Meanwhile Jan Krauss, another new member of our group, who joined us coming from the University of Erlangen, is putting all his efforts into this fascinating subject. His new ideas and his enthusiasm will certainly add very valuable for the future!




'Exotic' groundstates in strongly coupled semiconductor quantum wells

In close co-operation with the research group of Prof. Valeri T. Dolgopolov in Chernogolovka, Russia, we continued our research on so-called 'parabolic quantum wells'. The nice features of those quantum structures have been extensively described in our research reports of the last few years. Here, we studied the properties of strongly coupled quantum wells, employing magnetocapacitance and far-infrared spectroscopy techniques. For gate bias controlled asymmetric electron density distributions in such a soft two subband system, we observe both individual gaps as well as double layer gaps at integer filling factors. Some of these gaps turn out to result from a wave function reconstruction in growth direction, induced by intersubband electron transfer in perpendicular magnetic fields.

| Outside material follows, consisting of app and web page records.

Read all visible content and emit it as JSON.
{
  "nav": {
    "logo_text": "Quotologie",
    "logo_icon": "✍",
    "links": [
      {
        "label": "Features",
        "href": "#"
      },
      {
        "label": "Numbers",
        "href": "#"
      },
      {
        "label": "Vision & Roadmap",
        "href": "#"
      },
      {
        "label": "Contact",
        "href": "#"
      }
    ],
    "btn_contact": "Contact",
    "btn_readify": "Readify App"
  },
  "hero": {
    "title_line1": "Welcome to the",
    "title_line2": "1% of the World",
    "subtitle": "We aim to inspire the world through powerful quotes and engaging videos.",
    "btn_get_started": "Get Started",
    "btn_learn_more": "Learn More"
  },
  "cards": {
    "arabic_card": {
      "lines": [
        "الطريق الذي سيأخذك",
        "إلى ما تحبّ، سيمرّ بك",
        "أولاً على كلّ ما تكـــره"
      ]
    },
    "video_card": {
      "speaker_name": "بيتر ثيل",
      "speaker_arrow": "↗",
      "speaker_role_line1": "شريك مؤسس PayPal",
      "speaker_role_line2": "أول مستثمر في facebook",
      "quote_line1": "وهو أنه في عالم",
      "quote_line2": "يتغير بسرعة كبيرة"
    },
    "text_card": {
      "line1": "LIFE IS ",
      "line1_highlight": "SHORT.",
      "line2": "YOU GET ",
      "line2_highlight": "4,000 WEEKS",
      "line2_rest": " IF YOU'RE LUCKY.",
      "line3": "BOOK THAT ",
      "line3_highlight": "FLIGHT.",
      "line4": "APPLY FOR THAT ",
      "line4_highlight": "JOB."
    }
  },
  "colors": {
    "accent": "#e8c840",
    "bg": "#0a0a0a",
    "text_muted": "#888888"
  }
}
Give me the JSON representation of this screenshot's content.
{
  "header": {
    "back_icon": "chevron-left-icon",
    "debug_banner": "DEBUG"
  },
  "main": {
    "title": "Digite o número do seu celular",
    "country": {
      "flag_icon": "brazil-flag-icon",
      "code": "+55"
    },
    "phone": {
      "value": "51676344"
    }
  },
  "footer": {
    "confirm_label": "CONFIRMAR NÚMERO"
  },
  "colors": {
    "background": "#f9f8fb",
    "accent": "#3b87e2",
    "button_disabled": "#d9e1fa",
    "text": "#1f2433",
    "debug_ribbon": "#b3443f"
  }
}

In tilted magnetic fields, even more exotic states are observed. The competition between two groundstates for certain total filling factors turn out to lead to a new insulator-insulator quantum phase transition, the so-called canted antiferromagnetic phase, which has been recently predicted theoretically.